Jessie Crittindon and Eddie Copelin were released by the Louisiana Department of Corrections on Jan. 13. Their release came a day after the lawsuit was filed by the MacArthur Justice Center.
One of the lawyers at the firm said that taxpayers were paying to keep these people in jail illegally and believes there are more like Crittindon and Copelin.
Katie Schwartzmann, the co-director of the MacArthur Justice Office in New Orleans, told The Louisiana Record that the organization was “working on identifying people and ensuring that those people are processed.”
“It is unclear to us really what happened,” she said, adding that the lawsuit held the Orleans Parish Sheriff’s Office, Department of Corrections and East Carroll Parish Sheriff’s office responsible for the situation.
“And all three of those agencies are pointing fingers at each other about what went wrong. We still are unclear on who dropped the ball,” she said.
In a press release by the MacArthur Justice Office, Schwartzmann called for the end of inmates being placed in East Carroll Parish.
“This must not be dismissed as a simple bureaucratic mistake,” Schwartzmann said in the release. “It’s as serious of a constitutional violation as one can think of. And the lack of concern with which our Dec. 28 letter was treated by the East Carroll authorities is a clear indication that this facility is unfit for the continued housing of prisoners.”
Schwartzmann also claimed that the staff at the jail had obstructed the organization’s efforts to interview people at the facility.

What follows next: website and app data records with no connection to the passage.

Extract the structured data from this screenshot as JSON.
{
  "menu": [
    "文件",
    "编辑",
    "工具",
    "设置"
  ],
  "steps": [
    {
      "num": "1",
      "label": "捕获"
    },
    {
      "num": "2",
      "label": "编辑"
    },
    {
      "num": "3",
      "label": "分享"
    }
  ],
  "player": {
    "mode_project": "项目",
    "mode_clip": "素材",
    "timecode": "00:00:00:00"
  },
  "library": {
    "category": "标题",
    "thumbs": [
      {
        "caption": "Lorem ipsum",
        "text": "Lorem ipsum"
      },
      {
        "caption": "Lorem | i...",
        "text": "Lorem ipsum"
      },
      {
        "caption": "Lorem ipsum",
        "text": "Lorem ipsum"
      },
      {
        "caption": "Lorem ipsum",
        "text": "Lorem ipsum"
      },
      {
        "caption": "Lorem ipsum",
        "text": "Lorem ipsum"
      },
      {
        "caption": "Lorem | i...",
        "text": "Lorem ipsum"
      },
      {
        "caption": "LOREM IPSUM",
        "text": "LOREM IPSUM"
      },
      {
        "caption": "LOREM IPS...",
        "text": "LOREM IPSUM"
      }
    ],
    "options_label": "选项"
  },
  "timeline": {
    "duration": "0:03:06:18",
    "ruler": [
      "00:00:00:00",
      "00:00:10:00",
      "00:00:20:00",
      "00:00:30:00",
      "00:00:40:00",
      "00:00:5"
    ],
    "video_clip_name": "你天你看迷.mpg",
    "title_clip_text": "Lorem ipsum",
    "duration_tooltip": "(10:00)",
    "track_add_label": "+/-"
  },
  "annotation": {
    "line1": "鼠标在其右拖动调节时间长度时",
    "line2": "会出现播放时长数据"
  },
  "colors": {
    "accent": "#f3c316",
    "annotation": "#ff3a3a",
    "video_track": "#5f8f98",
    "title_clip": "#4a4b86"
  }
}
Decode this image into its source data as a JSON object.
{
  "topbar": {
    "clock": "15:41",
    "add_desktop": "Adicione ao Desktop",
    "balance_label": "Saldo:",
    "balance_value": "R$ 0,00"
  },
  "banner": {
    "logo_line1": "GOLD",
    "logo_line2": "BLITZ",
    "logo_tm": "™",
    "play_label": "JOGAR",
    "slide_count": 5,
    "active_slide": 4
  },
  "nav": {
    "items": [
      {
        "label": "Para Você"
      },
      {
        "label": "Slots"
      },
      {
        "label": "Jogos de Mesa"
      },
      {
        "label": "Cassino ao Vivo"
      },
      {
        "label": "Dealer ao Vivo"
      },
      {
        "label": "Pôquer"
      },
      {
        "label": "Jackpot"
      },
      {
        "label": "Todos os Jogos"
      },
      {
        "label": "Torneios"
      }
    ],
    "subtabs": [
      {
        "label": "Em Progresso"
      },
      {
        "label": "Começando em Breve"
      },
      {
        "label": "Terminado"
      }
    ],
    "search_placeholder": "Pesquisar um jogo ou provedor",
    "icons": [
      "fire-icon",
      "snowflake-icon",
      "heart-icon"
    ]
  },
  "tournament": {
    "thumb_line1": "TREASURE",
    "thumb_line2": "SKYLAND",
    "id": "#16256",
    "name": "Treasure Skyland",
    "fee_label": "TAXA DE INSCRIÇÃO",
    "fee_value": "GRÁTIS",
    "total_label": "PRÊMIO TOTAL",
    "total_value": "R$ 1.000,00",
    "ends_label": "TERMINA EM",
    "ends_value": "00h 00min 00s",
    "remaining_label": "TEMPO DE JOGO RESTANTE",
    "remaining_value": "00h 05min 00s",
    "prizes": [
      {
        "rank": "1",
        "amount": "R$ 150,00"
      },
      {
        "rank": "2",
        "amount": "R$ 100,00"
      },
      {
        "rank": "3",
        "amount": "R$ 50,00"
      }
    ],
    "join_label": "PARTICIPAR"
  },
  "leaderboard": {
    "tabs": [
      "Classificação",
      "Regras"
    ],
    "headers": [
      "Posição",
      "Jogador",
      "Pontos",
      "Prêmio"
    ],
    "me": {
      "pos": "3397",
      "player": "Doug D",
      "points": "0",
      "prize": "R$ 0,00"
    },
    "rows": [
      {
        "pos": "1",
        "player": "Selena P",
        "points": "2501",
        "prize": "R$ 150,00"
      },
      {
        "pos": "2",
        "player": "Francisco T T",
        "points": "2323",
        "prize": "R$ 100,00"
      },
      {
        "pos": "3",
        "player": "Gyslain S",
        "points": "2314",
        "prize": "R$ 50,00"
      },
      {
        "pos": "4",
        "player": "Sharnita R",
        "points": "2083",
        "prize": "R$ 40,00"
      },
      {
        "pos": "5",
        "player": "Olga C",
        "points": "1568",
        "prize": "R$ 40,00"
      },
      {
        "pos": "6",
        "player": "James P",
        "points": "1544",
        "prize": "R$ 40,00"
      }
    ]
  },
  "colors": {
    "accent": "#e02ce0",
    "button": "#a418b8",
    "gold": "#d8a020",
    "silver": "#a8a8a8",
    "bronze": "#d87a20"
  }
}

“This raises questions about why the East Carroll Parish jail is being used as a detention facility by Orleans Parish and by the Department of Corrections,” Schwartzmann said in the news release. “We have seen deeply troubling patterns in the time that Orleans prisoners have been held there. Now it is clear that they cannot even process basic information about whether they have the legal authority to detain the men in their custody. The use of East Carroll by the State and Orleans Parish should end as quickly as possible.”
Court documents showed that Crittindon who was arrested in July 2014 and he was transferred to East Carroll Parish in May 2016. He had been sentenced to serve two years and six months and was awarded credit for time served. In August 2016, he was eligible for release as he had served two years. His family had been told that he was eligible, but that they were working on his paperwork.
Schwartzmann said they believe there could be more than 100 additional inmates at the jail who are eligible for release.
The city’s newest jail opened in 2015 but did not have enough trained staff to handle all the inmates. Therefore, hundreds of prisoners were sent to East Carroll Parish, which is in northeastern Louisiana.